The president has indicated that "dropping out is no longer an option," signaling his intention to ensure that all young people obtain a high school diploma so they can earn higher wages, contribute to society, and lead happier lives. He is right to be concerned: About one million students leave school every year without a high school diploma, mostly because of academic problems, disinterest, behavior, and family issues. So, how do schools have to change to reduce dropouts?
One of the most significant changes actually runs counter to a growing trend in education. In order to keep students in school, schools must provide experiences where students learn out of school. Students don't have enough opportunities in the daily school routine to pursue significant and enduring learning where they are treated like adults by the adults they will soon become.
Many students -- even those with good grades -- are bored and disconnected from what goes on in schools. They do not see schools as the place where they can do the learning they want and need to do when and where it makes sense to them. Robert Epstein, former editor in chief of Psychology Today has observed, "In America, most teens face a level of restriction in their daily lives that would not be tolerated for hardened felons. As a matter of fact, a recent study demonstrated that teens today typically have 10 times as many restrictions as adults, twice as many as active duty Marines, and twice as many as convicted felons." It is these restrictions placed upon youth while they are in school that prevent them from having the productive learning experiences that past generations have had.
To understand this view on the dropout crisis, consider what essential conditions need to be in place for all youth to experience productive learning. Here are the questions students might ask about those essentials:
~ Relationships: Do my teachers care about my interests and me? Can I work with and
learn from adults who share my interests?
~ Relevance: Do I find what the school is teaching to be relevant to my career interests?
~ Choice: Will I be able to choose what, when, and how I will learn?
~ Challenge: Do I feel sufficiently challenged in doing this learning and work?
~ Practice: Will I have an opportunity to engage in deep and sustained practice of those
skills I wish to learn?
~ Play: Will I have opportunities to explore and to make mistakes without being chastised
~ Authenticity: Will the learning and work I do be regarded as significant outside of
~ Application: Will I have opportunities to apply what I am learning in real-world contexts?

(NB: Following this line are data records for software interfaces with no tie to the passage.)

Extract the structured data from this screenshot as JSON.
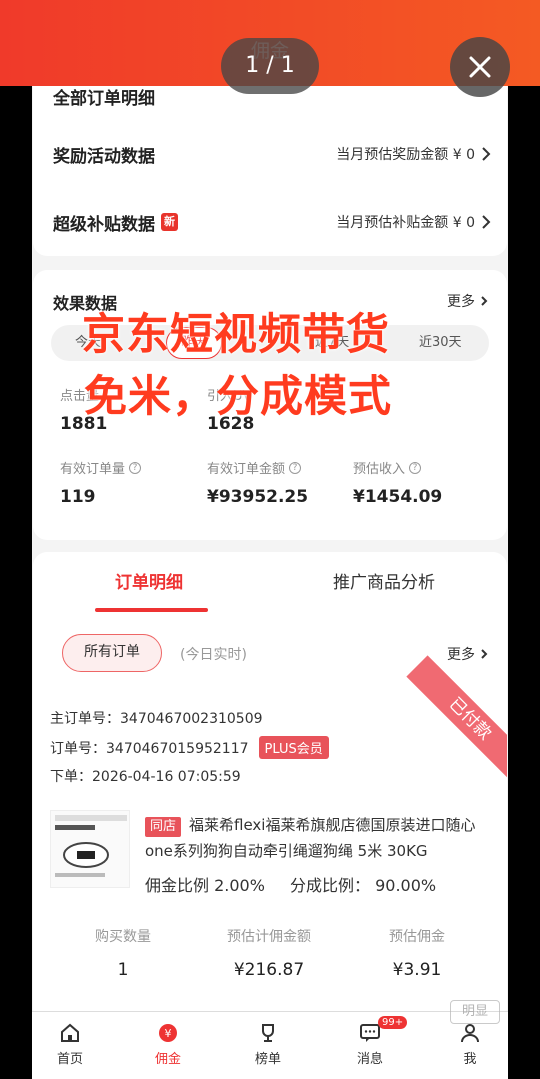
{
  "header": {
    "title": "佣金",
    "page_indicator": "1 / 1",
    "partial_row_label": "全部订单明细"
  },
  "rows": [
    {
      "label": "奖励活动数据",
      "right": "当月预估奖励金额 ¥ 0",
      "tag": ""
    },
    {
      "label": "超级补贴数据",
      "right": "当月预估补贴金额 ¥ 0",
      "tag": "新"
    }
  ],
  "effect": {
    "title": "效果数据",
    "more": "更多",
    "tabs": [
      "今天",
      "昨天",
      "近7天",
      "近30天"
    ],
    "metrics": [
      {
        "label": "点击量",
        "value": "1881"
      },
      {
        "label": "引入UV",
        "value": "1628"
      },
      {
        "label": "有效订单量",
        "value": "119"
      },
      {
        "label": "有效订单金额",
        "value": "¥93952.25"
      },
      {
        "label": "预估收入",
        "value": "¥1454.09"
      }
    ]
  },
  "overlay": {
    "line1": "京东短视频带货",
    "line2": "免米，分成模式"
  },
  "orders": {
    "tab_active": "订单明细",
    "tab_other": "推广商品分析",
    "filter": "所有订单",
    "filter_note": "(今日实时)",
    "more": "更多",
    "status": "已付款",
    "main_order_label": "主订单号：",
    "main_order_no": "3470467002310509",
    "order_label": "订单号：",
    "order_no": "3470467015952117",
    "plus_badge": "PLUS会员",
    "time_label": "下单：",
    "order_time": "2026-04-16 07:05:59",
    "store_tag": "同店",
    "product_title": "福莱希flexi福莱希旗舰店德国原装进口随心one系列狗狗自动牵引绳遛狗绳 5米 30KG",
    "commission_rate": "佣金比例 2.00%",
    "share_rate": "分成比例：  90.00%",
    "stats": [
      {
        "label": "购买数量",
        "value": "1"
      },
      {
        "label": "预估计佣金额",
        "value": "¥216.87"
      },
      {
        "label": "预估佣金",
        "value": "¥3.91"
      }
    ]
  },
  "nav": [
    {
      "label": "首页",
      "icon": "home-icon"
    },
    {
      "label": "佣金",
      "icon": "yen-icon"
    },
    {
      "label": "榜单",
      "icon": "trophy-icon"
    },
    {
      "label": "消息",
      "icon": "message-icon",
      "badge": "99+"
    },
    {
      "label": "我",
      "icon": "profile-icon"
    }
  ],
  "watermark": "明显",
  "colors": {
    "accent": "#e33",
    "header_gradient_start": "#f03a2a",
    "header_gradient_end": "#f45a23"
  }
}
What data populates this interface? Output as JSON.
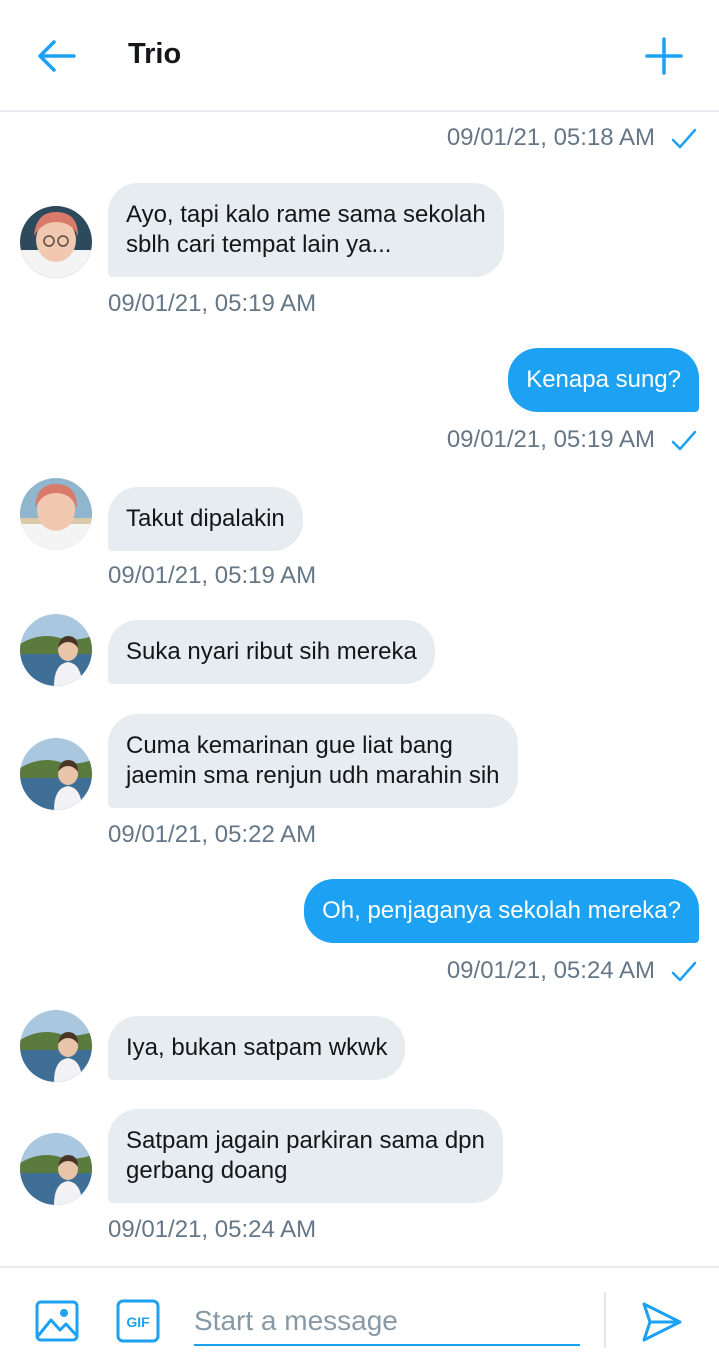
{
  "header": {
    "back_icon": "arrow-left-icon",
    "title": "Trio",
    "new_icon": "plus-icon",
    "accent": "#1da1f2"
  },
  "messages": [
    {
      "from": "me",
      "timestamp": "09/01/21, 05:18 AM",
      "status_icon": "check-icon"
    },
    {
      "from": "other",
      "avatar": "avatar-pink-hair",
      "lines": [
        "Ayo, tapi kalo rame sama sekolah",
        "sblh cari tempat lain ya..."
      ],
      "timestamp": "09/01/21, 05:19 AM"
    },
    {
      "from": "me",
      "text": "Kenapa sung?",
      "timestamp": "09/01/21, 05:19 AM",
      "status_icon": "check-icon"
    },
    {
      "from": "other",
      "avatar": "avatar-pink-hair",
      "text": "Takut dipalakin",
      "timestamp": "09/01/21, 05:19 AM"
    },
    {
      "from": "other",
      "avatar": "avatar-beach",
      "text": "Suka nyari ribut sih mereka"
    },
    {
      "from": "other",
      "avatar": "avatar-beach",
      "lines": [
        "Cuma kemarinan gue liat bang",
        "jaemin sma renjun udh marahin sih"
      ],
      "timestamp": "09/01/21, 05:22 AM"
    },
    {
      "from": "me",
      "text": "Oh, penjaganya sekolah mereka?",
      "timestamp": "09/01/21, 05:24 AM",
      "status_icon": "check-icon"
    },
    {
      "from": "other",
      "avatar": "avatar-beach",
      "text": "Iya, bukan satpam wkwk"
    },
    {
      "from": "other",
      "avatar": "avatar-beach",
      "lines": [
        "Satpam jagain parkiran sama dpn",
        "gerbang doang"
      ],
      "timestamp": "09/01/21, 05:24 AM"
    }
  ],
  "composer": {
    "media_icon": "image-icon",
    "gif_label": "GIF",
    "placeholder": "Start a message",
    "send_icon": "send-icon"
  },
  "colors": {
    "outgoing_bubble": "#1da1f2",
    "incoming_bubble": "#e6ecf0",
    "timestamp": "#657786"
  }
}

~ Time: Will there be sufficient time for me to learn at my own pace?
~ Timing: Can I pursue my learning out of the standard sequence?
Unfortunately, schools are not designed to offer these essential conditions for learning that youth crave and which figure in nearly every decision to drop out, including those students who stay in school but drop out psychologically. These essential conditions for learning are much more easily provided if schools take advantage of the world outside of schools, where young people can find adults who are doing the work they wish to do in order to develop the habits and practices they will need as thoughtful and productive adults. When students learn outside of school, time is more abundant and flexible. Practice and play focused on relevant and authentic work comes more naturally.
So, what are schools to do? Schools need to engage students with adults in and outside of school as a core part of the student experience. They need to treat students like adults who make real choices about their lives. Young people need to "drop back in" with the understanding that their teachers and mentors are with them, supporting and monitoring their learning when they are out learning.
The variety of ways to engage and bring students into the adult world include internships, service, shadowing, travel, courses on a college campus, field trips, obtaining a certification for work, entrepreneurial and social ventures, and taking a year off to work. These experiences can also be supplemented by connecting youth virtually to people and places around the world.
So, while we absolutely agree with the spirit of the president's statement, we would like to advocate for a focused effort to change schools so students can engage with adults outside of school throughout their high school experience in order to obtain the kind of learning -- and conditions for learning -- they see as essential while also staying connected to their schools. Dropping out, of course, should never be an option, but pursuing great learning opportunities should be, and schools should energetically support these choices and engagements as part of every student's learning portfolio.
Elliot Washor, Ed. D., is Co-Founder of Big Picture Learning, a global leader in education innovation with more than 80 highly successful schools throughout America, the European Union, the Middle East, and Australia. Washor is working on a book about leaving to learn.